- [DATA IN THIS EXERCISE]
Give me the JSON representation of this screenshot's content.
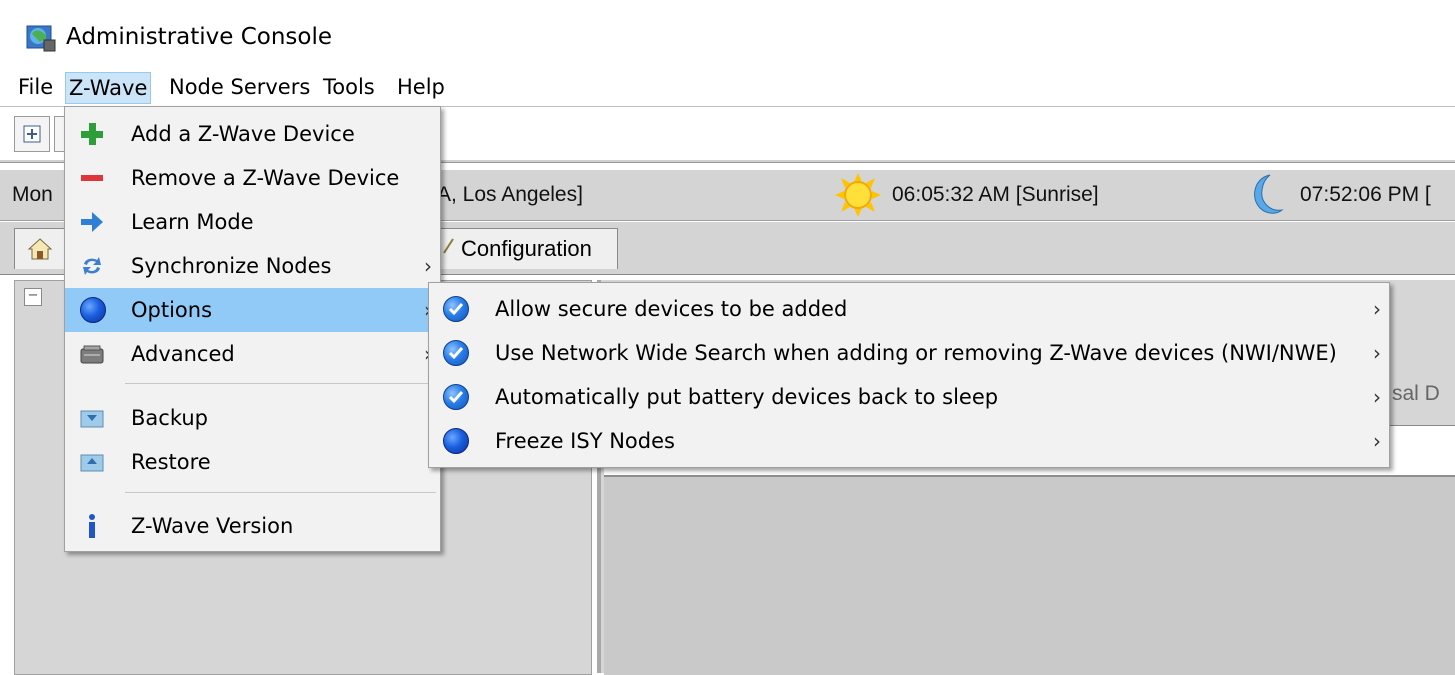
{
  "window": {
    "title": "Administrative Console"
  },
  "menubar": {
    "items": [
      "File",
      "Z-Wave",
      "Node Servers",
      "Tools",
      "Help"
    ],
    "active": "Z-Wave"
  },
  "statusbar": {
    "left_text": "Mon",
    "location_text": "A, Los Angeles]",
    "sunrise_text": "06:05:32 AM [Sunrise]",
    "sunset_text": "07:52:06 PM ["
  },
  "tabs": {
    "configuration_label": "Configuration"
  },
  "right_panel": {
    "partial_text": "sal D"
  },
  "zwave_menu": {
    "items": [
      {
        "label": "Add a Z-Wave Device",
        "icon": "plus-icon"
      },
      {
        "label": "Remove a Z-Wave Device",
        "icon": "minus-icon"
      },
      {
        "label": "Learn Mode",
        "icon": "arrow-right-icon"
      },
      {
        "label": "Synchronize Nodes",
        "icon": "sync-icon",
        "submenu": true
      },
      {
        "label": "Options",
        "icon": "options-dot-icon",
        "submenu": true,
        "highlighted": true
      },
      {
        "label": "Advanced",
        "icon": "advanced-icon",
        "submenu": true
      },
      {
        "label": "Backup",
        "icon": "backup-icon"
      },
      {
        "label": "Restore",
        "icon": "restore-icon"
      },
      {
        "label": "Z-Wave Version",
        "icon": "info-icon"
      }
    ]
  },
  "options_submenu": {
    "items": [
      {
        "label": "Allow secure devices to be added",
        "icon": "checked-icon"
      },
      {
        "label": "Use Network Wide Search when adding or removing Z-Wave devices (NWI/NWE)",
        "icon": "checked-icon"
      },
      {
        "label": "Automatically put battery devices back to sleep",
        "icon": "checked-icon"
      },
      {
        "label": "Freeze ISY Nodes",
        "icon": "radio-dot-icon"
      }
    ]
  }
}
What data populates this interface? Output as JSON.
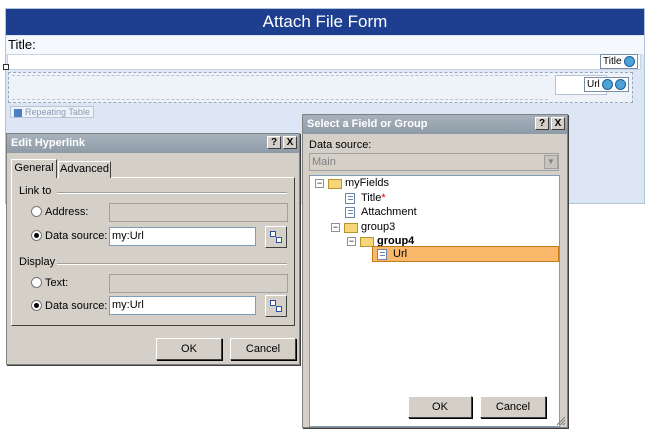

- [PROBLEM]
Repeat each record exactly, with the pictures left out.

- [ANSWER SPACE]
Give me the JSON representation of this screenshot's content.
{
  "window": {
    "title": "Administrative Console"
  },
  "menubar": {
    "items": [
      "File",
      "Z-Wave",
      "Node Servers",
      "Tools",
      "Help"
    ],
    "active": "Z-Wave"
  },
  "statusbar": {
    "left_text": "Mon",
    "location_text": "A, Los Angeles]",
    "sunrise_text": "06:05:32 AM [Sunrise]",
    "sunset_text": "07:52:06 PM ["
  },
  "tabs": {
    "configuration_label": "Configuration"
  },
  "right_panel": {
    "partial_text": "sal D"
  },
  "zwave_menu": {
    "items": [
      {
        "label": "Add a Z-Wave Device",
        "icon": "plus-icon"
      },
      {
        "label": "Remove a Z-Wave Device",
        "icon": "minus-icon"
      },
      {
        "label": "Learn Mode",
        "icon": "arrow-right-icon"
      },
      {
        "label": "Synchronize Nodes",
        "icon": "sync-icon",
        "submenu": true
      },
      {
        "label": "Options",
        "icon": "options-dot-icon",
        "submenu": true,
        "highlighted": true
      },
      {
        "label": "Advanced",
        "icon": "advanced-icon",
        "submenu": true
      },
      {
        "label": "Backup",
        "icon": "backup-icon"
      },
      {
        "label": "Restore",
        "icon": "restore-icon"
      },
      {
        "label": "Z-Wave Version",
        "icon": "info-icon"
      }
    ]
  },
  "options_submenu": {
    "items": [
      {
        "label": "Allow secure devices to be added",
        "icon": "checked-icon"
      },
      {
        "label": "Use Network Wide Search when adding or removing Z-Wave devices (NWI/NWE)",
        "icon": "checked-icon"
      },
      {
        "label": "Automatically put battery devices back to sleep",
        "icon": "checked-icon"
      },
      {
        "label": "Freeze ISY Nodes",
        "icon": "radio-dot-icon"
      }
    ]
  }
}
What data populates this interface? Output as JSON.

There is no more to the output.